Coastal Redwood

The Coastal Redwood, is confined to the fog belt in the Coastal Range of California and Oregon. It was first discovered in 1794 by Archibald Menzies who thought it was a Taxodium. It was until recently placed in the Taxodiaceae but due to DNA research is now in the Cupressaceae. Sequoia sempervirens was first introduced to Russia in 1840 and then from Russia into Britain in 1843. Theodore Hartweg, a collector for the Horticultural Society of London (later to be renamed the Royal Horticultural Society), also introduced seeds in 1846. A specimen of Sequoia sempervirens in the Redwood Creek Grove is the tallest living tree in the world at about 370'. The oldest recorded tree was 2,200 years old. Two of the oldest trees in Britain are at Smeaton House, East Lothian and at Rossie Priory in Perthshire planted in 1844 and about 1845 respectively. Sequoia sempervirens is said to grow best in areas with moist, wet summers.

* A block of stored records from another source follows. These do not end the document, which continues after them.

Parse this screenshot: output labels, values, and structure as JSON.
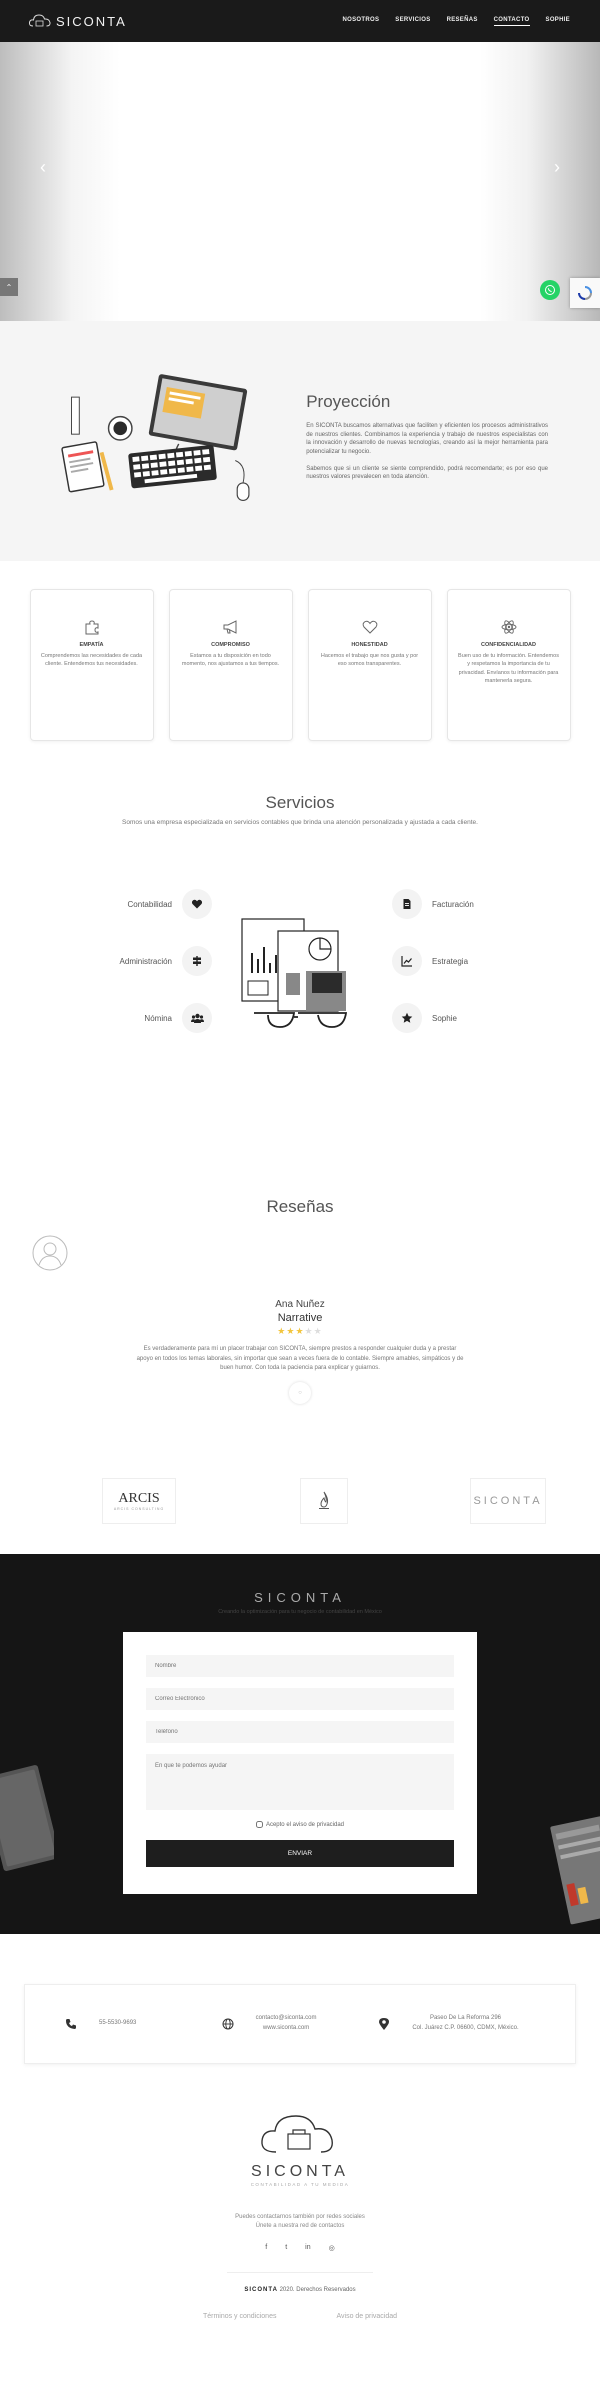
{
  "nav": {
    "brand": "SICONTA",
    "items": [
      "NOSOTROS",
      "SERVICIOS",
      "RESEÑAS",
      "CONTACTO",
      "SOPHIE"
    ]
  },
  "hero": {
    "prev": "‹",
    "next": "›",
    "back_top": "⌃"
  },
  "proyeccion": {
    "title": "Proyección",
    "p1": "En SICONTA buscamos alternativas que faciliten y eficienten los procesos administrativos de nuestros clientes. Combinamos la experiencia y trabajo de nuestros especialistas con la innovación y desarrollo de nuevas tecnologías, creando así la mejor herramienta para potencializar tu negocio.",
    "p2": "Sabemos que si un cliente se siente comprendido, podrá recomendarte; es por eso que nuestros valores prevalecen en toda atención."
  },
  "values": [
    {
      "title": "EMPATÍA",
      "text": "Comprendemos las necesidades de cada cliente. Entendemos tus necesidades."
    },
    {
      "title": "COMPROMISO",
      "text": "Estamos a tu disposición en todo momento, nos ajustamos a tus tiempos."
    },
    {
      "title": "HONESTIDAD",
      "text": "Hacemos el trabajo que nos gusta y por eso somos transparentes."
    },
    {
      "title": "CONFIDENCIALIDAD",
      "text": "Buen uso de tu información. Entendemos y respetamos la importancia de tu privacidad. Envíanos tu información para mantenerla segura."
    }
  ],
  "servicios": {
    "title": "Servicios",
    "subtitle": "Somos una empresa especializada en servicios contables que brinda una atención personalizada y ajustada a cada cliente.",
    "left": [
      "Contabilidad",
      "Administración",
      "Nómina"
    ],
    "right": [
      "Facturación",
      "Estrategia",
      "Sophie"
    ]
  },
  "resenas": {
    "title": "Reseñas",
    "name": "Ana Nuñez",
    "company": "Narrative",
    "rating": 3,
    "stars_max": 5,
    "text": "Es verdaderamente para mí un placer trabajar con SICONTA, siempre prestos a responder cualquier duda y a prestar apoyo en todos los temas laborales, sin importar que sean a veces fuera de lo contable. Siempre amables, simpáticos y de buen humor. Con toda la paciencia para explicar y guiarnos.",
    "dot": "○"
  },
  "logos": {
    "arcis": "ARCIS",
    "arcis_sub": "ARCIS CONSULTING",
    "siconta": "SICONTA"
  },
  "contact": {
    "title": "SICONTA",
    "tagline": "Creando la optimización para tu negocio de contabilidad en México",
    "name_ph": "Nombre",
    "email_ph": "Correo Electrónico",
    "phone_ph": "Teléfono",
    "msg_ph": "En que te podemos ayudar",
    "privacy": "Acepto el aviso de privacidad",
    "send": "ENVIAR"
  },
  "info": {
    "phone": "55-5530-9693",
    "email": "contacto@siconta.com",
    "web": "www.siconta.com",
    "addr1": "Paseo De La Reforma 296",
    "addr2": "Col. Juárez C.P. 06600, CDMX, México."
  },
  "footer": {
    "brand": "SICONTA",
    "slogan": "CONTABILIDAD A TU MEDIDA",
    "msg1": "Puedes contactarnos también por redes sociales",
    "msg2": "Únete a nuestra red de contactos",
    "socials": [
      "f",
      "t",
      "in",
      "◎"
    ],
    "copy_brand": "SICONTA",
    "copy_rest": " 2020. Derechos Reservados",
    "terms": "Términos y condiciones",
    "privacy": "Aviso de privacidad"
  }
}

The leaves are yew-like in two distinct rows but with white stomata on the reverse; they smell of candle-wax.